Exercise description:
Repeat the entries below exactly as they appear, with no pictures.

Data for processing:
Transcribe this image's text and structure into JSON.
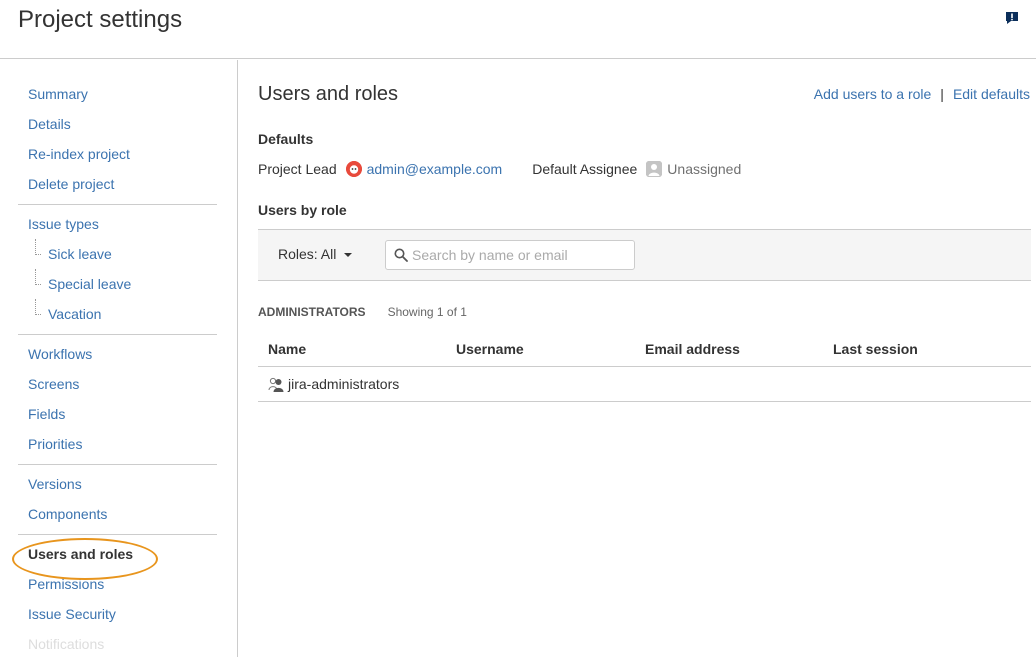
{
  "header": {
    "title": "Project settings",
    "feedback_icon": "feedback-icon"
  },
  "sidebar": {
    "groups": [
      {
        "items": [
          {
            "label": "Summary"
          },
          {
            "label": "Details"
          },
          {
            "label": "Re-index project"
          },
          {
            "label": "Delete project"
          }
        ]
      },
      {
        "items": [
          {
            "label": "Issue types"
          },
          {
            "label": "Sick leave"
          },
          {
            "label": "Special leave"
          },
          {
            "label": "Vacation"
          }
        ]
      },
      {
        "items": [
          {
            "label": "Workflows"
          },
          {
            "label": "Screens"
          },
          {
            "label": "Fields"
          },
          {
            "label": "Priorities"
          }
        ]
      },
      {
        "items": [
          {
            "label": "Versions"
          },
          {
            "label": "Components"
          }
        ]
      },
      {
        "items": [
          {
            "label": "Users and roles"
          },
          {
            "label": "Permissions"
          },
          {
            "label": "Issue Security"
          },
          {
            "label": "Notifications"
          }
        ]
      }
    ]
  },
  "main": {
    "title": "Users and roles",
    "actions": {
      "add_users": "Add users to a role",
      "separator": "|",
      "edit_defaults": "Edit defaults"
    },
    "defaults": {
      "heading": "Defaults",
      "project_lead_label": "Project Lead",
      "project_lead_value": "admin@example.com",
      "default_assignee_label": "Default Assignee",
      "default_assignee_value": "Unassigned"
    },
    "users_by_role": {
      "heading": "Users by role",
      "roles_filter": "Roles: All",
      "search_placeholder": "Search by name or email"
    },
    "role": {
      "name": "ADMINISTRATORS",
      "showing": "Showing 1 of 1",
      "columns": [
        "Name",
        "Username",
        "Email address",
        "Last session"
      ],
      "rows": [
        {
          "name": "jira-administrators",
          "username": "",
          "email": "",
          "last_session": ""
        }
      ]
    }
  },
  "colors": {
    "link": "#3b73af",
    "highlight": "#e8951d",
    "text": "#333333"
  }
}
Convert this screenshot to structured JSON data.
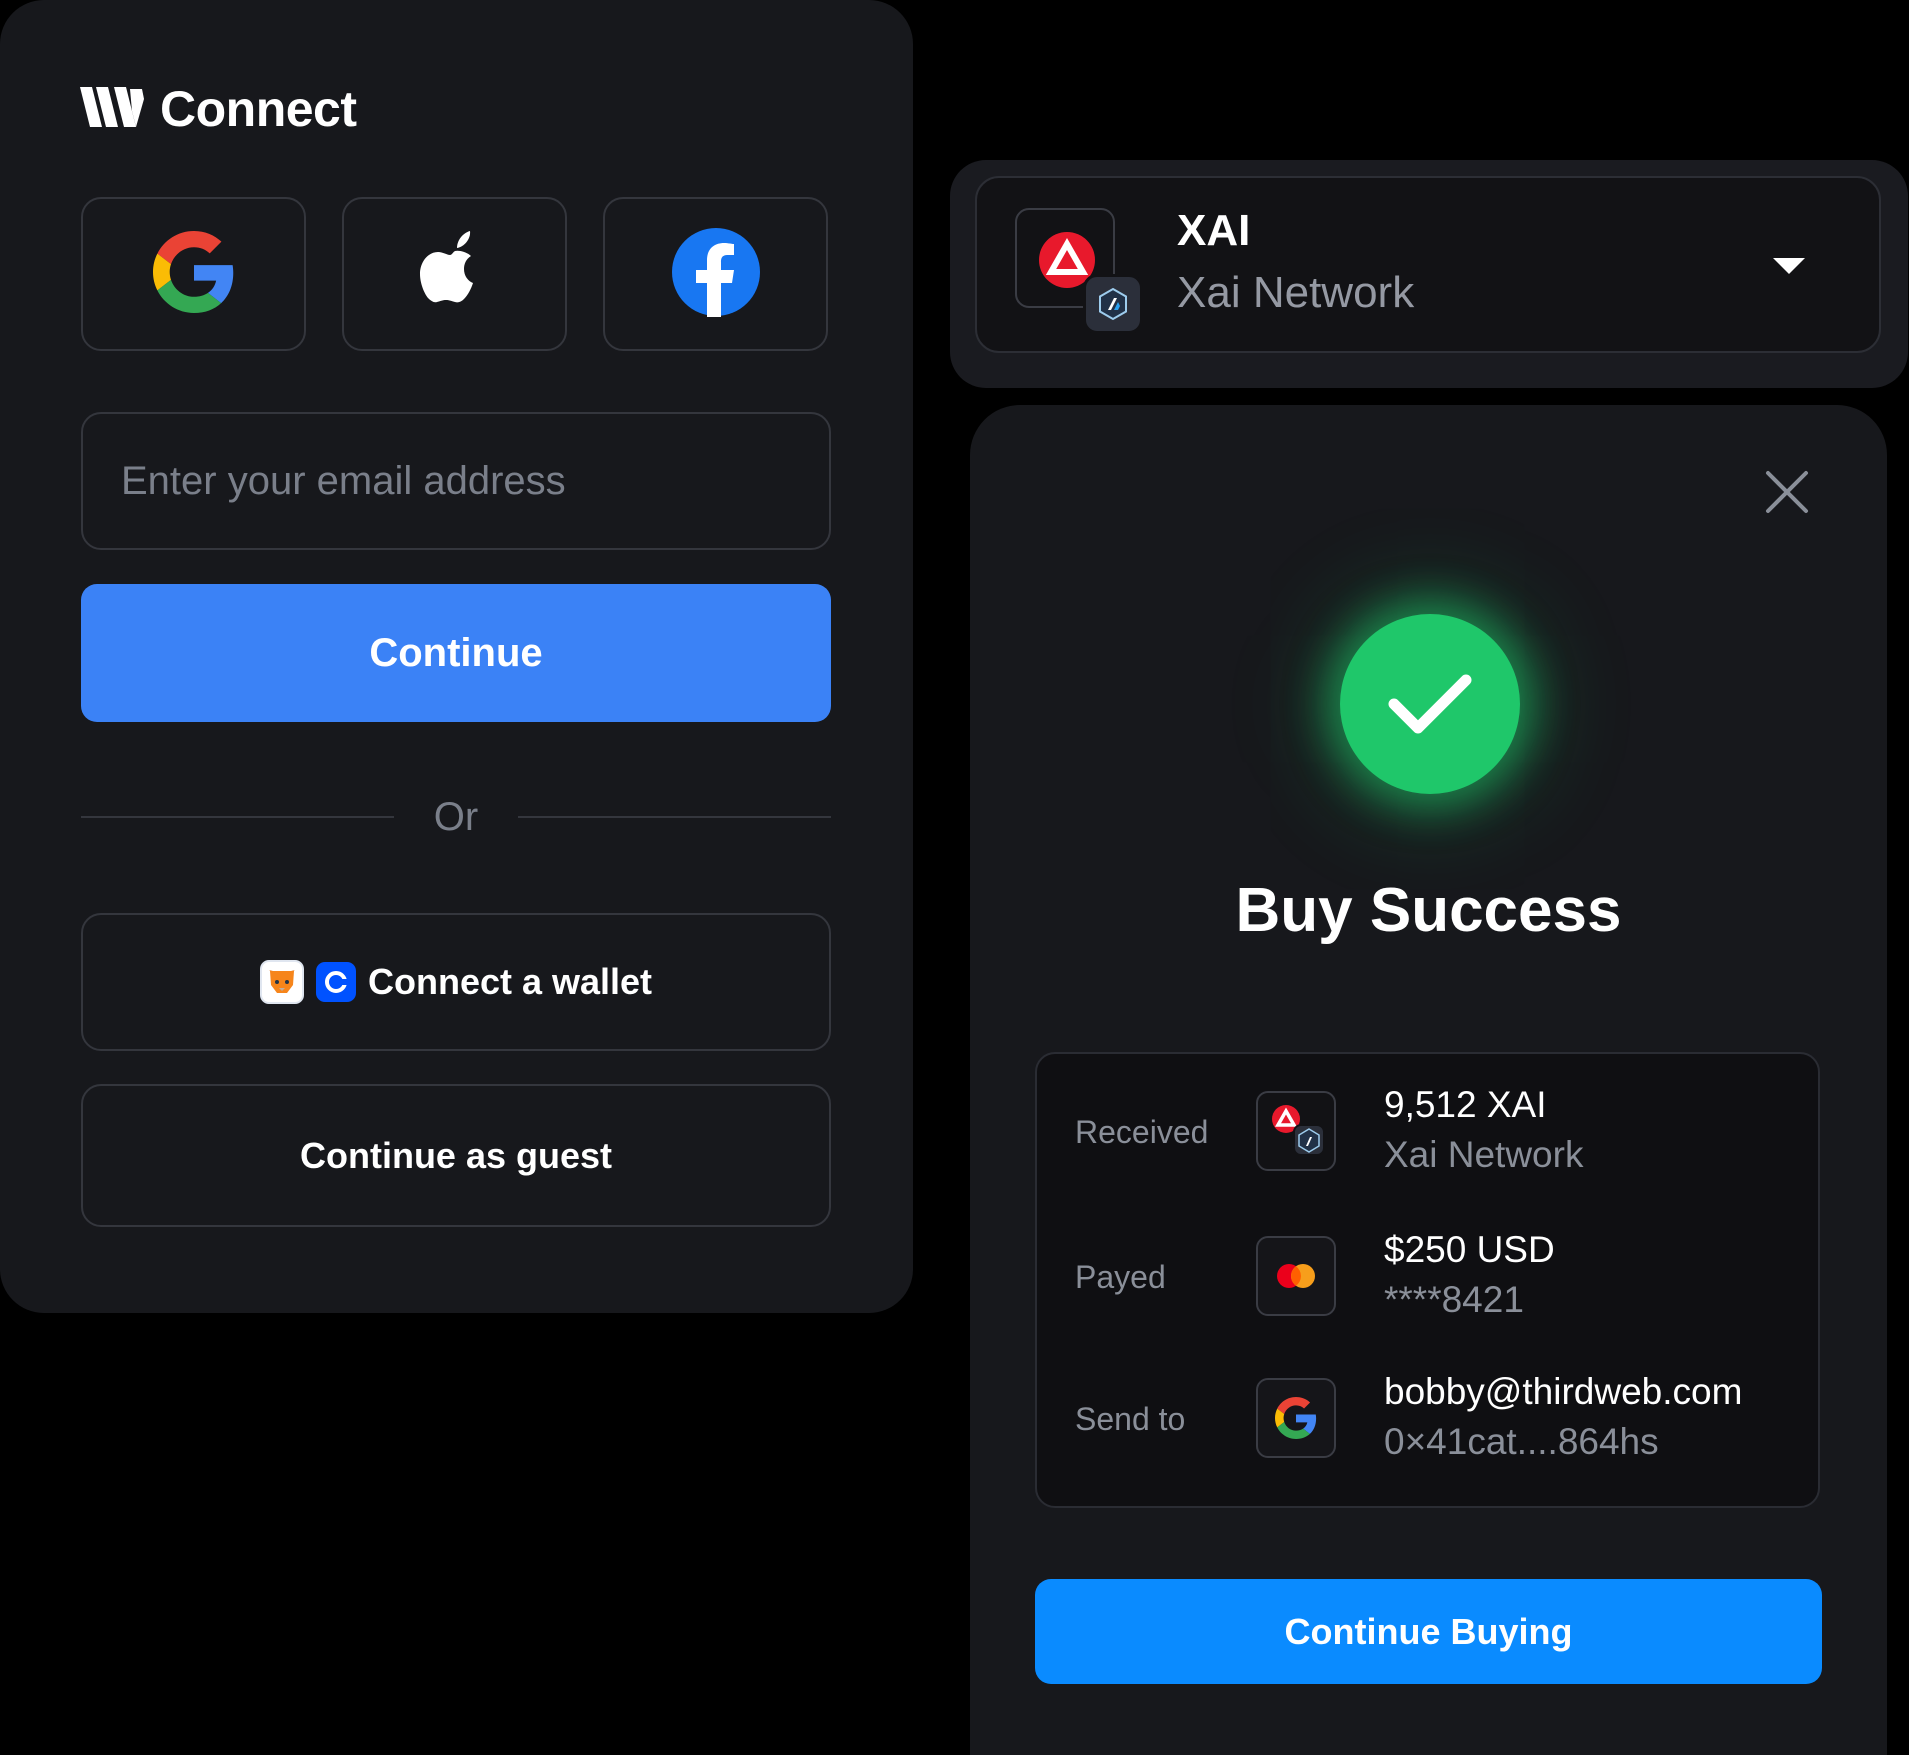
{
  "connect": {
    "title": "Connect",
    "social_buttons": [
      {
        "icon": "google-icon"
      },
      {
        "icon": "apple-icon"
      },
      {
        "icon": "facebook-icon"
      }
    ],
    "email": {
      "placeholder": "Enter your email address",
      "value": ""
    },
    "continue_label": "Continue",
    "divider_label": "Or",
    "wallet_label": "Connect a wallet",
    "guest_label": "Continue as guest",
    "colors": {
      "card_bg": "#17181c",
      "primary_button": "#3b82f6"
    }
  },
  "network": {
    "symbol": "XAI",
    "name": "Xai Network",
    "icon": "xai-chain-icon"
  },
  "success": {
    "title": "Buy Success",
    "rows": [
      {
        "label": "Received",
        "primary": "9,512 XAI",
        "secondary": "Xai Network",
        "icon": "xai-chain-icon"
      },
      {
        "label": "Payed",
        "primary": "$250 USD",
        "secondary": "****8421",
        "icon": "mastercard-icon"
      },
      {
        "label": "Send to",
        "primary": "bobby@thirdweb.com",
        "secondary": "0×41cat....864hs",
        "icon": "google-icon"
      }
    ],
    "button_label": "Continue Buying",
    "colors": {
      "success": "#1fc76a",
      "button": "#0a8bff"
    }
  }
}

Exercise response:
Transcribe this image's text and structure into JSON.
{
  "header": {
    "title": "Project settings",
    "feedback_icon": "feedback-icon"
  },
  "sidebar": {
    "groups": [
      {
        "items": [
          {
            "label": "Summary"
          },
          {
            "label": "Details"
          },
          {
            "label": "Re-index project"
          },
          {
            "label": "Delete project"
          }
        ]
      },
      {
        "items": [
          {
            "label": "Issue types"
          },
          {
            "label": "Sick leave"
          },
          {
            "label": "Special leave"
          },
          {
            "label": "Vacation"
          }
        ]
      },
      {
        "items": [
          {
            "label": "Workflows"
          },
          {
            "label": "Screens"
          },
          {
            "label": "Fields"
          },
          {
            "label": "Priorities"
          }
        ]
      },
      {
        "items": [
          {
            "label": "Versions"
          },
          {
            "label": "Components"
          }
        ]
      },
      {
        "items": [
          {
            "label": "Users and roles"
          },
          {
            "label": "Permissions"
          },
          {
            "label": "Issue Security"
          },
          {
            "label": "Notifications"
          }
        ]
      }
    ]
  },
  "main": {
    "title": "Users and roles",
    "actions": {
      "add_users": "Add users to a role",
      "separator": "|",
      "edit_defaults": "Edit defaults"
    },
    "defaults": {
      "heading": "Defaults",
      "project_lead_label": "Project Lead",
      "project_lead_value": "admin@example.com",
      "default_assignee_label": "Default Assignee",
      "default_assignee_value": "Unassigned"
    },
    "users_by_role": {
      "heading": "Users by role",
      "roles_filter": "Roles: All",
      "search_placeholder": "Search by name or email"
    },
    "role": {
      "name": "ADMINISTRATORS",
      "showing": "Showing 1 of 1",
      "columns": [
        "Name",
        "Username",
        "Email address",
        "Last session"
      ],
      "rows": [
        {
          "name": "jira-administrators",
          "username": "",
          "email": "",
          "last_session": ""
        }
      ]
    }
  },
  "colors": {
    "link": "#3b73af",
    "highlight": "#e8951d",
    "text": "#333333"
  }
}
Convert this screenshot to structured JSON data.
{
  "connect": {
    "title": "Connect",
    "social_buttons": [
      {
        "icon": "google-icon"
      },
      {
        "icon": "apple-icon"
      },
      {
        "icon": "facebook-icon"
      }
    ],
    "email": {
      "placeholder": "Enter your email address",
      "value": ""
    },
    "continue_label": "Continue",
    "divider_label": "Or",
    "wallet_label": "Connect a wallet",
    "guest_label": "Continue as guest",
    "colors": {
      "card_bg": "#17181c",
      "primary_button": "#3b82f6"
    }
  },
  "network": {
    "symbol": "XAI",
    "name": "Xai Network",
    "icon": "xai-chain-icon"
  },
  "success": {
    "title": "Buy Success",
    "rows": [
      {
        "label": "Received",
        "primary": "9,512 XAI",
        "secondary": "Xai Network",
        "icon": "xai-chain-icon"
      },
      {
        "label": "Payed",
        "primary": "$250 USD",
        "secondary": "****8421",
        "icon": "mastercard-icon"
      },
      {
        "label": "Send to",
        "primary": "bobby@thirdweb.com",
        "secondary": "0×41cat....864hs",
        "icon": "google-icon"
      }
    ],
    "button_label": "Continue Buying",
    "colors": {
      "success": "#1fc76a",
      "button": "#0a8bff"
    }
  }
}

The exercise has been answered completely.